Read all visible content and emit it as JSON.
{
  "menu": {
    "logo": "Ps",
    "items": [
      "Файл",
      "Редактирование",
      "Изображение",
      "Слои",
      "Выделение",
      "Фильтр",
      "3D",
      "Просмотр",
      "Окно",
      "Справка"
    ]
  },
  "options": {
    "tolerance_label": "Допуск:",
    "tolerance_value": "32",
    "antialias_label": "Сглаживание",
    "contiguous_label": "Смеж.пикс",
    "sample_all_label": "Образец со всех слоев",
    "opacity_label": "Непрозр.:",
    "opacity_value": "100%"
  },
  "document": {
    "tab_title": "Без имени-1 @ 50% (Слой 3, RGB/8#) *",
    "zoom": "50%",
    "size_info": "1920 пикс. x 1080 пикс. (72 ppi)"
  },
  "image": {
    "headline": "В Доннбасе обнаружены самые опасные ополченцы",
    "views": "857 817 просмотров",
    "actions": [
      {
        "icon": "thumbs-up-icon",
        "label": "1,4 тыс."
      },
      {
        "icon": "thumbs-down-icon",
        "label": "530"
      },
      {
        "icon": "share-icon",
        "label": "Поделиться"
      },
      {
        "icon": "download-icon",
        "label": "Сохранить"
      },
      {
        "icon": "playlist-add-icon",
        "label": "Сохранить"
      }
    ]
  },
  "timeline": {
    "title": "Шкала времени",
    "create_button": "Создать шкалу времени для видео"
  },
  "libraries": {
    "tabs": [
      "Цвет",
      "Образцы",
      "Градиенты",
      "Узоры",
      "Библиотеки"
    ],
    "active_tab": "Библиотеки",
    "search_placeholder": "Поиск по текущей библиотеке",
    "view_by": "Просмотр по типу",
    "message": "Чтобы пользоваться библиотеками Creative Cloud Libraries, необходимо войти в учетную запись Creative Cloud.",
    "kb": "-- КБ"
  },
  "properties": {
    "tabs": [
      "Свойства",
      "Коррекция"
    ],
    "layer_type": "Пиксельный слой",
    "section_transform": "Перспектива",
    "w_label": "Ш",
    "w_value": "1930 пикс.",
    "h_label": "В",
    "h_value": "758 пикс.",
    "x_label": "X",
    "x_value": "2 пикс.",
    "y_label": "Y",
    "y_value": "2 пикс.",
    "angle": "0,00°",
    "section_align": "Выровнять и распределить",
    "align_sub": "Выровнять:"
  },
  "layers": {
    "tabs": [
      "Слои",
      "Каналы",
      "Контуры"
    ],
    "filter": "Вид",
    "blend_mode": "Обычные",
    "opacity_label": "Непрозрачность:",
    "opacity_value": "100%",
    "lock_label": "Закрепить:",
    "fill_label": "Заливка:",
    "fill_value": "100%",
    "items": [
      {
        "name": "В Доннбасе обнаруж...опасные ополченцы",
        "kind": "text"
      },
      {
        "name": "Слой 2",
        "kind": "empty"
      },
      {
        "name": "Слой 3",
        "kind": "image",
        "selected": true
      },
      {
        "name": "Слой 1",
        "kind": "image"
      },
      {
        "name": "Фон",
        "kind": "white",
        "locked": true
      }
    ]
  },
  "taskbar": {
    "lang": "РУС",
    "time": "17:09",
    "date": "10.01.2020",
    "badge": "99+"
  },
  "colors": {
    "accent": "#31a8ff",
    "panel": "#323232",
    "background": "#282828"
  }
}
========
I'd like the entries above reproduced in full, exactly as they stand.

Read all visible content and emit it as JSON.
{
  "menu": {
    "logo": "Ps",
    "items": [
      "Файл",
      "Редактирование",
      "Изображение",
      "Слои",
      "Выделение",
      "Фильтр",
      "3D",
      "Просмотр",
      "Окно",
      "Справка"
    ]
  },
  "options": {
    "tolerance_label": "Допуск:",
    "tolerance_value": "32",
    "antialias_label": "Сглаживание",
    "contiguous_label": "Смеж.пикс",
    "sample_all_label": "Образец со всех слоев",
    "opacity_label": "Непрозр.:",
    "opacity_value": "100%"
  },
  "document": {
    "tab_title": "Без имени-1 @ 50% (Слой 3, RGB/8#) *",
    "zoom": "50%",
    "size_info": "1920 пикс. x 1080 пикс. (72 ppi)"
  },
  "image": {
    "headline": "В Доннбасе обнаружены самые опасные ополченцы",
    "views": "857 817 просмотров",
    "actions": [
      {
        "icon": "thumbs-up-icon",
        "label": "1,4 тыс."
      },
      {
        "icon": "thumbs-down-icon",
        "label": "530"
      },
      {
        "icon": "share-icon",
        "label": "Поделиться"
      },
      {
        "icon": "download-icon",
        "label": "Сохранить"
      },
      {
        "icon": "playlist-add-icon",
        "label": "Сохранить"
      }
    ]
  },
  "timeline": {
    "title": "Шкала времени",
    "create_button": "Создать шкалу времени для видео"
  },
  "libraries": {
    "tabs": [
      "Цвет",
      "Образцы",
      "Градиенты",
      "Узоры",
      "Библиотеки"
    ],
    "active_tab": "Библиотеки",
    "search_placeholder": "Поиск по текущей библиотеке",
    "view_by": "Просмотр по типу",
    "message": "Чтобы пользоваться библиотеками Creative Cloud Libraries, необходимо войти в учетную запись Creative Cloud.",
    "kb": "-- КБ"
  },
  "properties": {
    "tabs": [
      "Свойства",
      "Коррекция"
    ],
    "layer_type": "Пиксельный слой",
    "section_transform": "Перспектива",
    "w_label": "Ш",
    "w_value": "1930 пикс.",
    "h_label": "В",
    "h_value": "758 пикс.",
    "x_label": "X",
    "x_value": "2 пикс.",
    "y_label": "Y",
    "y_value": "2 пикс.",
    "angle": "0,00°",
    "section_align": "Выровнять и распределить",
    "align_sub": "Выровнять:"
  },
  "layers": {
    "tabs": [
      "Слои",
      "Каналы",
      "Контуры"
    ],
    "filter": "Вид",
    "blend_mode": "Обычные",
    "opacity_label": "Непрозрачность:",
    "opacity_value": "100%",
    "lock_label": "Закрепить:",
    "fill_label": "Заливка:",
    "fill_value": "100%",
    "items": [
      {
        "name": "В Доннбасе обнаруж...опасные ополченцы",
        "kind": "text"
      },
      {
        "name": "Слой 2",
        "kind": "empty"
      },
      {
        "name": "Слой 3",
        "kind": "image",
        "selected": true
      },
      {
        "name": "Слой 1",
        "kind": "image"
      },
      {
        "name": "Фон",
        "kind": "white",
        "locked": true
      }
    ]
  },
  "taskbar": {
    "lang": "РУС",
    "time": "17:09",
    "date": "10.01.2020",
    "badge": "99+"
  },
  "colors": {
    "accent": "#31a8ff",
    "panel": "#323232",
    "background": "#282828"
  }
}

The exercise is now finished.